This is an update of the story we posted here three weeks ago about the arrest of four Somalis in San Diego (including the local imam) who are charged with aiding the terrorist group Al-shabab.
SAN DIEGO — Despite scores of FBI intercepts, many local Somalis think the government’s case against four area San Diegans is fabricated and believe their community remains caught in the crosshairs of 9/11.
“There’s no Somali that I know today who supports al-Shabab,” said Mohamed Mohamed, a local Somali college student.
But in court papers, federal prosecutors say at least one of the accused men — Basaaly Moalin — had ties with top-ranking al-Shabab figures including Ayden Hashi Ayrow, the founder of al-Shabab which is trying to topple the weak central government in Somalia.

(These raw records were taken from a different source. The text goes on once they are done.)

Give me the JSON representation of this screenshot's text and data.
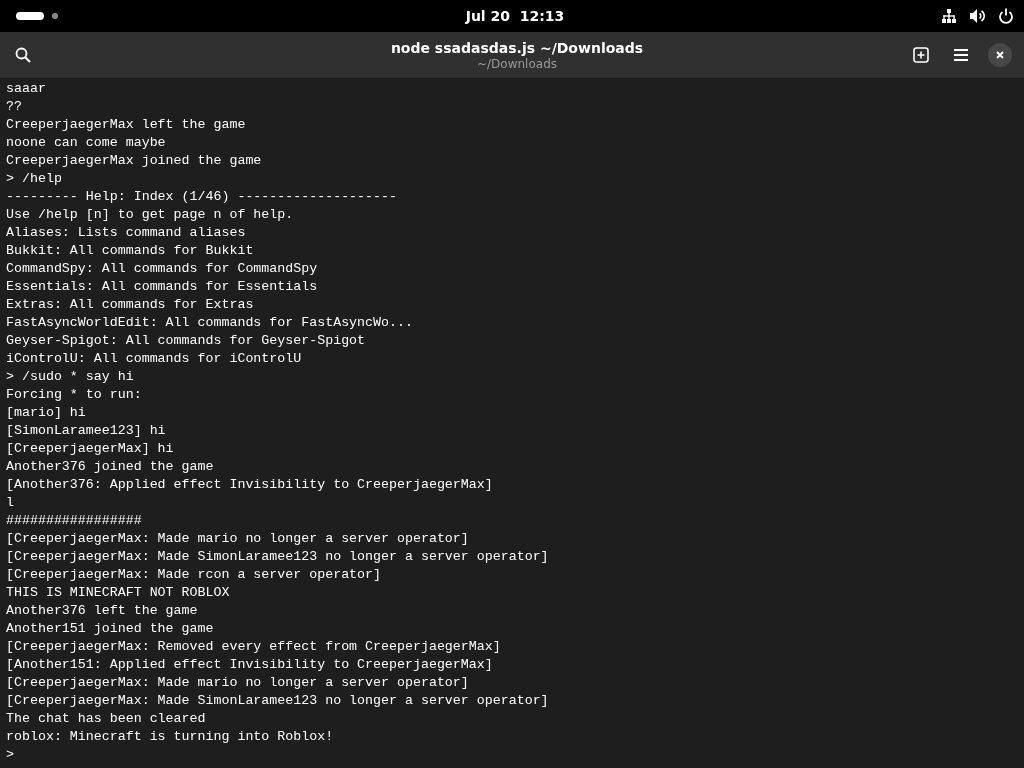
{
  "top_bar": {
    "clock": "Jul 20  12:13"
  },
  "header": {
    "title": "node ssadasdas.js ~/Downloads",
    "subtitle": "~/Downloads"
  },
  "terminal": {
    "lines": [
      "saaar",
      "??",
      "CreeperjaegerMax left the game",
      "noone can come maybe",
      "CreeperjaegerMax joined the game",
      "> /help",
      "--------- Help: Index (1/46) --------------------",
      "Use /help [n] to get page n of help.",
      "Aliases: Lists command aliases",
      "Bukkit: All commands for Bukkit",
      "CommandSpy: All commands for CommandSpy",
      "Essentials: All commands for Essentials",
      "Extras: All commands for Extras",
      "FastAsyncWorldEdit: All commands for FastAsyncWo...",
      "Geyser-Spigot: All commands for Geyser-Spigot",
      "iControlU: All commands for iControlU",
      "> /sudo * say hi",
      "Forcing * to run:",
      "[mario] hi",
      "[SimonLaramee123] hi",
      "[CreeperjaegerMax] hi",
      "Another376 joined the game",
      "[Another376: Applied effect Invisibility to CreeperjaegerMax]",
      "l",
      "#################",
      "[CreeperjaegerMax: Made mario no longer a server operator]",
      "[CreeperjaegerMax: Made SimonLaramee123 no longer a server operator]",
      "[CreeperjaegerMax: Made rcon a server operator]",
      "THIS IS MINECRAFT NOT ROBLOX",
      "Another376 left the game",
      "Another151 joined the game",
      "[CreeperjaegerMax: Removed every effect from CreeperjaegerMax]",
      "[Another151: Applied effect Invisibility to CreeperjaegerMax]",
      "[CreeperjaegerMax: Made mario no longer a server operator]",
      "[CreeperjaegerMax: Made SimonLaramee123 no longer a server operator]",
      "The chat has been cleared",
      "roblox: Minecraft is turning into Roblox!",
      ">"
    ]
  }
}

International Rescue Committee spokesman says undue pressure put on Somali “community” by authorities.
College student Yusuf Ali questions how the Imam, who counseled the community’s youth on the importance of education and Islam, could support al-Shabaab — a brutal group infamous for cutting off people’s hands and beheadings.
“He was my mentor. He used to tell me, `stay in school, stay away from drugs, study.’ He was teaching me my religion. He never taught me any violence. I was with him for 10 years. I never saw him doing that stuff.”

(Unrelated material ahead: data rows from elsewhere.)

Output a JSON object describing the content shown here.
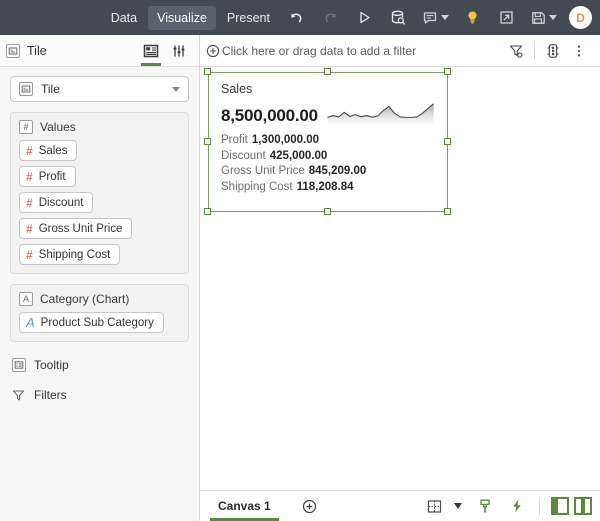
{
  "topbar": {
    "tabs": [
      {
        "label": "Data",
        "active": false
      },
      {
        "label": "Visualize",
        "active": true
      },
      {
        "label": "Present",
        "active": false
      }
    ],
    "icons": [
      {
        "name": "undo-icon",
        "label": "Undo"
      },
      {
        "name": "redo-icon",
        "label": "Redo"
      },
      {
        "name": "run-icon",
        "label": "Run"
      },
      {
        "name": "data-source-icon",
        "label": "Data source"
      },
      {
        "name": "comment-icon",
        "label": "Comments"
      },
      {
        "name": "insights-icon",
        "label": "Insights"
      },
      {
        "name": "expand-icon",
        "label": "Open in new window"
      },
      {
        "name": "save-icon",
        "label": "Save"
      }
    ],
    "avatar_initial": "D",
    "colors": {
      "background": "#434a54",
      "active_tab": "#5a626e",
      "accent": "#e8963c"
    }
  },
  "sidebar": {
    "header": {
      "title": "Tile"
    },
    "header_tabs": [
      {
        "name": "layout-tab",
        "active": true
      },
      {
        "name": "settings-tab",
        "active": false
      }
    ],
    "tile_select": {
      "value": "Tile"
    },
    "shelves": [
      {
        "title": "Values",
        "icon": "hash-box-icon",
        "fields": [
          {
            "label": "Sales",
            "glyph": "#",
            "type": "number"
          },
          {
            "label": "Profit",
            "glyph": "#",
            "type": "number"
          },
          {
            "label": "Discount",
            "glyph": "#",
            "type": "number"
          },
          {
            "label": "Gross Unit Price",
            "glyph": "#",
            "type": "number"
          },
          {
            "label": "Shipping Cost",
            "glyph": "#",
            "type": "number"
          }
        ]
      },
      {
        "title": "Category (Chart)",
        "icon": "letter-box-icon",
        "fields": [
          {
            "label": "Product Sub Category",
            "glyph": "A",
            "type": "text"
          }
        ]
      }
    ],
    "items": [
      {
        "label": "Tooltip",
        "icon": "tooltip-icon"
      },
      {
        "label": "Filters",
        "icon": "funnel-icon"
      }
    ]
  },
  "filterbar": {
    "placeholder": "Click here or drag data to add a filter",
    "add_icon": "plus-circle-icon",
    "actions": [
      {
        "name": "clear-filters-icon"
      },
      {
        "name": "traffic-light-icon"
      },
      {
        "name": "more-options-icon"
      }
    ]
  },
  "tile": {
    "title": "Sales",
    "value": "8,500,000.00",
    "kpis": [
      {
        "label": "Profit",
        "value": "1,300,000.00"
      },
      {
        "label": "Discount",
        "value": "425,000.00"
      },
      {
        "label": "Gross Unit Price",
        "value": "845,209.00"
      },
      {
        "label": "Shipping Cost",
        "value": "118,208.84"
      }
    ],
    "selection_color": "#5c8a3c"
  },
  "chart_data": {
    "type": "area",
    "title": "Sales sparkline",
    "xlabel": "",
    "ylabel": "",
    "x": [
      0,
      1,
      2,
      3,
      4,
      5,
      6,
      7,
      8,
      9,
      10,
      11,
      12,
      13,
      14,
      15,
      16,
      17,
      18,
      19
    ],
    "values": [
      22,
      30,
      24,
      44,
      26,
      34,
      25,
      30,
      23,
      28,
      52,
      70,
      40,
      24,
      22,
      22,
      24,
      40,
      62,
      82
    ],
    "ylim": [
      0,
      100
    ],
    "grid": false,
    "legend": false,
    "fill": "#9a9a9a",
    "line": "#4a4a4a"
  },
  "statusbar": {
    "canvas_tab": "Canvas 1",
    "add_canvas_icon": "plus-circle-icon",
    "actions": [
      {
        "name": "grid-layout-icon"
      },
      {
        "name": "paint-brush-icon"
      },
      {
        "name": "lightning-icon"
      },
      {
        "name": "left-panel-toggle-icon"
      },
      {
        "name": "center-panel-toggle-icon"
      }
    ],
    "accent_color": "#5c8a3c"
  }
}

When asked if he thought the government was lying, Ali said, “Yeah, I do.”
Edgar Hopida of the Council on American-Islamic Relations says past terrorism cases have fostered that perception. He says the government has accused other American Muslims of having ties to violent Islamist groups but ends up with minor immigration violation convictions.
“So when they saw this come about with one of their local leaders, they saw it as `oh no, here we go again,'” Hopida said.

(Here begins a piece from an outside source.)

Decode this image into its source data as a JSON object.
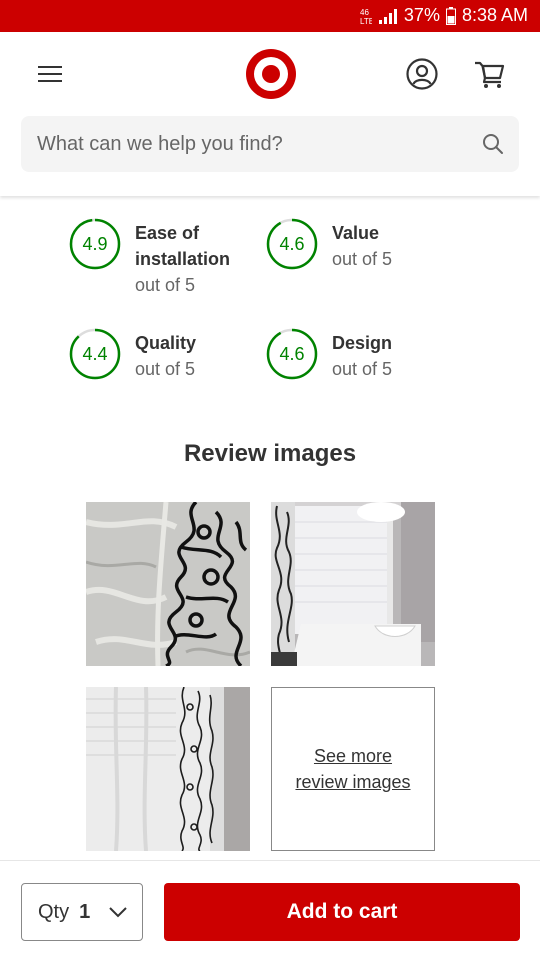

Many Somalis believe the government is specifically targeting their community.
“There’s a feeling that there’s an undue focus on the Somali community which is unfounded, because until now, there’s really been no wrongdoing in the community,” said Bob Montgomery who runs the International Rescue Committee in San Diego. “People are just struggling to rebuild their lives and all have fled the same terrorism that al-Shabab is doing now.”
Mr. Montgomery is probably worried that the public will ask him why his organization brought so many Somalis to San Diego in the first place.
See more about San Diego here where Somalis and law enforcement begin dialogue.